Go over the entries below line by line, copying each one that contains the word "watermark".

**Dataset entries:**
::::::::

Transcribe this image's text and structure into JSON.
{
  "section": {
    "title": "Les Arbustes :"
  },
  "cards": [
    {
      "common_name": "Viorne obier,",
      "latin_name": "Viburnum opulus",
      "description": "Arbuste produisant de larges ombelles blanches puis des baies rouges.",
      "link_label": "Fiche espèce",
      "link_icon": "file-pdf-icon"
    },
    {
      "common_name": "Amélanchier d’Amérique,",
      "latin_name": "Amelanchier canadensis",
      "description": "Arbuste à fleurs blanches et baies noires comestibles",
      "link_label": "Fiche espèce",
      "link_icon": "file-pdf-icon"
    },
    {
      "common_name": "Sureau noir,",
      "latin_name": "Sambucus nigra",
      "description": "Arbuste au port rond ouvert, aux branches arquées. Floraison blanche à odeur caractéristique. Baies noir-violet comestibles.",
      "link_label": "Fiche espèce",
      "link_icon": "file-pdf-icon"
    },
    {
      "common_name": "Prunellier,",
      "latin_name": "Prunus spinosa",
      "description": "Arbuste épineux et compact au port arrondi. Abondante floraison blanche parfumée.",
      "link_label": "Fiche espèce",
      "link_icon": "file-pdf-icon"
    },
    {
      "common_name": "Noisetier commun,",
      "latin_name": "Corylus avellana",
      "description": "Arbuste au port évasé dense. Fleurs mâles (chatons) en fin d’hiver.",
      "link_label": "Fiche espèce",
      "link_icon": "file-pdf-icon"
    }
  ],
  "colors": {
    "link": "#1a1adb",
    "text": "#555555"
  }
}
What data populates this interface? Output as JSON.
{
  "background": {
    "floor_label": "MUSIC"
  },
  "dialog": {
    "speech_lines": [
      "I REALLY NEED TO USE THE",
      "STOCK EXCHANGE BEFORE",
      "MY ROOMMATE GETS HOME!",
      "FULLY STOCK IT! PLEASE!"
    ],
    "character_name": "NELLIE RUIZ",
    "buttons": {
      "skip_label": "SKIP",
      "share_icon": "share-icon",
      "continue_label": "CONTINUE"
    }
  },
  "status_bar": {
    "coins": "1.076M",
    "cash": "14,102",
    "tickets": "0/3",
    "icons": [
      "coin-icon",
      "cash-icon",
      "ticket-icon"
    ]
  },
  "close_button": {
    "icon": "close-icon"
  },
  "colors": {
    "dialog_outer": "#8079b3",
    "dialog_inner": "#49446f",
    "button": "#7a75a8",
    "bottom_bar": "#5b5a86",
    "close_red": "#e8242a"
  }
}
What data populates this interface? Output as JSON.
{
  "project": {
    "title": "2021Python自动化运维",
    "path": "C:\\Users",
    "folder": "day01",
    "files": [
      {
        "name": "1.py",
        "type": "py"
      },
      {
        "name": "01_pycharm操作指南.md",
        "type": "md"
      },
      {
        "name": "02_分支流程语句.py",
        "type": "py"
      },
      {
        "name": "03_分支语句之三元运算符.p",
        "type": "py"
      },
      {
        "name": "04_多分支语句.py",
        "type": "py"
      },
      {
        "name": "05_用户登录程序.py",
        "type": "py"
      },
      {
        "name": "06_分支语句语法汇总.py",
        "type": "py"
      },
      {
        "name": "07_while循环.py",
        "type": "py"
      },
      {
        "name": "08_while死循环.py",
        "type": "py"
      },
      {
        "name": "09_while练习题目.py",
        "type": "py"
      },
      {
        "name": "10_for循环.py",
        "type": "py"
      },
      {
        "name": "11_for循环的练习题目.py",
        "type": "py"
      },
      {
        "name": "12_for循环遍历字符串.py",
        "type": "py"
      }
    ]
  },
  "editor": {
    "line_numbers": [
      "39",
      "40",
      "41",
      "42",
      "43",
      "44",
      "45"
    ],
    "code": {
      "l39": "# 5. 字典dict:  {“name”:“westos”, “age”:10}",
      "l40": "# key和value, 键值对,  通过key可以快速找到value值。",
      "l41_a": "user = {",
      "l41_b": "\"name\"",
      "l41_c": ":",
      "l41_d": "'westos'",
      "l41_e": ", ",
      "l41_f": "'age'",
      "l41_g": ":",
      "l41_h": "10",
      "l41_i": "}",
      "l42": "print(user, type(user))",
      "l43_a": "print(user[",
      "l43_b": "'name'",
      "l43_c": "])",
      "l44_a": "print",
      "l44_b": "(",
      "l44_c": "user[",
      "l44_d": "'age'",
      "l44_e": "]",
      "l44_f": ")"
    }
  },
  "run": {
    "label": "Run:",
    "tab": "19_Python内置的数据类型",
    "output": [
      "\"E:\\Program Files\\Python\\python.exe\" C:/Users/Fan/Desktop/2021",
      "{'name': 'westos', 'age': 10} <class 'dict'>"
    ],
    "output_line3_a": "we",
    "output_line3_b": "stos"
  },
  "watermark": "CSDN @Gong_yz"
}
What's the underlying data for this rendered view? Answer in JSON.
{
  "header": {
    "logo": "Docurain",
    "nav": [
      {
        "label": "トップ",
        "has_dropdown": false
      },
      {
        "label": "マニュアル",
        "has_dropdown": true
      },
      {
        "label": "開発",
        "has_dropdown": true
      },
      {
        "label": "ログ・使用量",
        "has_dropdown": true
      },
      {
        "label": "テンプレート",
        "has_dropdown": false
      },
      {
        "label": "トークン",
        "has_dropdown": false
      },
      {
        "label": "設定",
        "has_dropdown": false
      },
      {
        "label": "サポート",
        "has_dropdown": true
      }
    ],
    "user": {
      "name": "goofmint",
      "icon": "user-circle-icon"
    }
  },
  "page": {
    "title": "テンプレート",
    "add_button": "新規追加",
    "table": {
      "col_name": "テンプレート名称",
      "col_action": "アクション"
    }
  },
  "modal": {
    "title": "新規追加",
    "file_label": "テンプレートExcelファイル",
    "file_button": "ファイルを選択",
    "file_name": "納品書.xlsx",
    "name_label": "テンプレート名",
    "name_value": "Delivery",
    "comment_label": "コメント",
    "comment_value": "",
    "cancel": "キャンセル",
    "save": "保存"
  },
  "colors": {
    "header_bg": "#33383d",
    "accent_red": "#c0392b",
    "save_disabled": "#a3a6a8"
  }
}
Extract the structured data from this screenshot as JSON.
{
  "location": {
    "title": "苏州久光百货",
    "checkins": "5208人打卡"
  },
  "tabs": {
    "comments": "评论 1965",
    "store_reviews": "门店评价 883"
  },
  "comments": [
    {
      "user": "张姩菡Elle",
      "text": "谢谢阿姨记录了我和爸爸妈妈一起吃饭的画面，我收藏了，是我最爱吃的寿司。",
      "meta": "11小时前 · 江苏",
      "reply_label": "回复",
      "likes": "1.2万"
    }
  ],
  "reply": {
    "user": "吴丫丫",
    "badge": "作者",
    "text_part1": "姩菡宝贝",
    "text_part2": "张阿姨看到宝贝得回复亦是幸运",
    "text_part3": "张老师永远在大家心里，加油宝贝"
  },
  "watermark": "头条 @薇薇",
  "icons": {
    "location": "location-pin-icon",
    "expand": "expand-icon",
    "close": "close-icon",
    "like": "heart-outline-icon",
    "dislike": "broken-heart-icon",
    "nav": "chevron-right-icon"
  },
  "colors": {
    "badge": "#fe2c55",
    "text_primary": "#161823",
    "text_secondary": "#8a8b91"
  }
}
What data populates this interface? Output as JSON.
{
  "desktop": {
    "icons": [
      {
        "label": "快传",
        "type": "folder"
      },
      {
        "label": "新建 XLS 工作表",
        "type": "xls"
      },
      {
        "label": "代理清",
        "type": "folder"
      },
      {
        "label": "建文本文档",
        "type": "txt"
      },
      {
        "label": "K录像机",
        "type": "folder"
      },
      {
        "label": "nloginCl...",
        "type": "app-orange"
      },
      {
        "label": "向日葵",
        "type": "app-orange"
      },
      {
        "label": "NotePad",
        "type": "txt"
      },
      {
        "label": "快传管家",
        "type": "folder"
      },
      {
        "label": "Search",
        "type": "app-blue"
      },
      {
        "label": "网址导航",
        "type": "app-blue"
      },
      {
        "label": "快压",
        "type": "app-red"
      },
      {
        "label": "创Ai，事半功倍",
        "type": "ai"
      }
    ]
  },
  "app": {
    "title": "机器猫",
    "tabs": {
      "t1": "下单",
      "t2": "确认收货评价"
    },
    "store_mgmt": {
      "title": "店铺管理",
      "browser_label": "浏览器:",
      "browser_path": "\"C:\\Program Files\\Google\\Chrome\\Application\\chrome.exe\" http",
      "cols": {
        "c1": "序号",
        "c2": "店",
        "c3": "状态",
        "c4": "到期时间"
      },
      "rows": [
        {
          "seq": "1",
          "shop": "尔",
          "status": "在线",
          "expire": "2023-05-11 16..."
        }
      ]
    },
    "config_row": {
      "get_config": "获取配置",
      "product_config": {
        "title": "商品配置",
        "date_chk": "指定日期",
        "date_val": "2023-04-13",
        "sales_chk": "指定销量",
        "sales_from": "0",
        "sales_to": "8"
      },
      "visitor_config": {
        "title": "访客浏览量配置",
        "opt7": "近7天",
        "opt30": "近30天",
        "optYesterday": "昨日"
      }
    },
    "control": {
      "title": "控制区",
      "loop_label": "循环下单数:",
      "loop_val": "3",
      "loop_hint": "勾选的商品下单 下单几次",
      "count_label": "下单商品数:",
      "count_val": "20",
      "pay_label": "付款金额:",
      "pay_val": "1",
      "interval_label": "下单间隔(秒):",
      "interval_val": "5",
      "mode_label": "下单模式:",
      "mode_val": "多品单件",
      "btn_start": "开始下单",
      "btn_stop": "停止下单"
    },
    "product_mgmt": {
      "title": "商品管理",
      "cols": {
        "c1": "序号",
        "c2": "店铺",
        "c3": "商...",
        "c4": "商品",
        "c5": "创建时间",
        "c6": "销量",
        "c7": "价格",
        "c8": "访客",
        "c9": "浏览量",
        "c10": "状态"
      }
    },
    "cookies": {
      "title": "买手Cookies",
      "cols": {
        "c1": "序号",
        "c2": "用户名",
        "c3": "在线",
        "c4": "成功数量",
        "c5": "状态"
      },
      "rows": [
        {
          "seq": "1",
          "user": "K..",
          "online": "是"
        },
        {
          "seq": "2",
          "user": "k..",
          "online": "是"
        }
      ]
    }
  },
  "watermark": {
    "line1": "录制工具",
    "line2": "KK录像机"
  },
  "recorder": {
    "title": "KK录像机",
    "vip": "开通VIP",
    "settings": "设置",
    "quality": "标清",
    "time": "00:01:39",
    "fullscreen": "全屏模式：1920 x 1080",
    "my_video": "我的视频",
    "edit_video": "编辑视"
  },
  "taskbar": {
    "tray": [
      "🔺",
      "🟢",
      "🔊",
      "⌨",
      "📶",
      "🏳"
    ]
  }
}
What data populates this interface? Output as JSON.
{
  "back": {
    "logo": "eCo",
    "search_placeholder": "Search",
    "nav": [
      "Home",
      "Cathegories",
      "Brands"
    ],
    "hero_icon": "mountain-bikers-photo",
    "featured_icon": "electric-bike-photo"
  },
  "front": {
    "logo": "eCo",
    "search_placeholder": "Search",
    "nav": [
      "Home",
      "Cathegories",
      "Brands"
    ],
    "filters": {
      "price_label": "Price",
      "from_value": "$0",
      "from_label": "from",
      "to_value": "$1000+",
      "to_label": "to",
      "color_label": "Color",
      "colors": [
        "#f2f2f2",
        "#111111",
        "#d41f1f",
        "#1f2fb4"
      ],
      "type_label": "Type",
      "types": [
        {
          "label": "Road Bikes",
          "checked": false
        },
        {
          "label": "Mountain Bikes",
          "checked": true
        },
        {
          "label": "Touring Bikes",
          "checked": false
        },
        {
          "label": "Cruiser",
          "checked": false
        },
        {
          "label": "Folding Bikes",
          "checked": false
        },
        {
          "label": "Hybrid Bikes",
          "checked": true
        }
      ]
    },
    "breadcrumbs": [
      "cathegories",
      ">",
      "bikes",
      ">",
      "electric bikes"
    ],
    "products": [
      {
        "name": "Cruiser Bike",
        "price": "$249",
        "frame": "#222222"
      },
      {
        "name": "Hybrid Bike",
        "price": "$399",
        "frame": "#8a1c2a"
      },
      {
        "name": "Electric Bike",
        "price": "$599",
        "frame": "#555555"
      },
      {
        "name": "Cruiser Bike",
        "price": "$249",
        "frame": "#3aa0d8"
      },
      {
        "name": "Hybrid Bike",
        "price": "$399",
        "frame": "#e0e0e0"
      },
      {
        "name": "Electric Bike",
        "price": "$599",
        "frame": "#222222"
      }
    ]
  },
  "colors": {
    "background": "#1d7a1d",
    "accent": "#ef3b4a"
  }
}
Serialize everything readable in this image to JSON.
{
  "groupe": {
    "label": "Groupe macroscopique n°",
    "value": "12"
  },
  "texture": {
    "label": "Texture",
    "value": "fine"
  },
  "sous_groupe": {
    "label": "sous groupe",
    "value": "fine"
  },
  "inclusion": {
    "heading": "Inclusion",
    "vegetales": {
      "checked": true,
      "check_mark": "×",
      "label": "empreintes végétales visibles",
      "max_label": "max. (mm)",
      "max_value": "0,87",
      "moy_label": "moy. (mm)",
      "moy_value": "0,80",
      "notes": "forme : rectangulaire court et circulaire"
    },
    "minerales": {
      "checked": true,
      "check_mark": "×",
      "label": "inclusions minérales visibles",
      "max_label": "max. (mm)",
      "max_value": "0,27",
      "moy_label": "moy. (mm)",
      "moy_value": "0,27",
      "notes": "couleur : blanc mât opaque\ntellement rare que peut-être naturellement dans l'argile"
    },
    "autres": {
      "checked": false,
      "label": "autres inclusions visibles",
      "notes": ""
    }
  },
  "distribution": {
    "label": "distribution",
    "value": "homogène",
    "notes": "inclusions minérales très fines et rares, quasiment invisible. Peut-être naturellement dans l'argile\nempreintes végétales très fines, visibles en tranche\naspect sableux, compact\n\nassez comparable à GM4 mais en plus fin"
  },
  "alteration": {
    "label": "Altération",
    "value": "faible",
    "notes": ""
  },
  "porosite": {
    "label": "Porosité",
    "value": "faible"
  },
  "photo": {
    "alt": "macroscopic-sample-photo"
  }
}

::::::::

**SOLUTION TO THE PROBLEM:**
  "watermark": "CSDN @Gong_yz"
  "watermark": "头条 @薇薇",
  "watermark": {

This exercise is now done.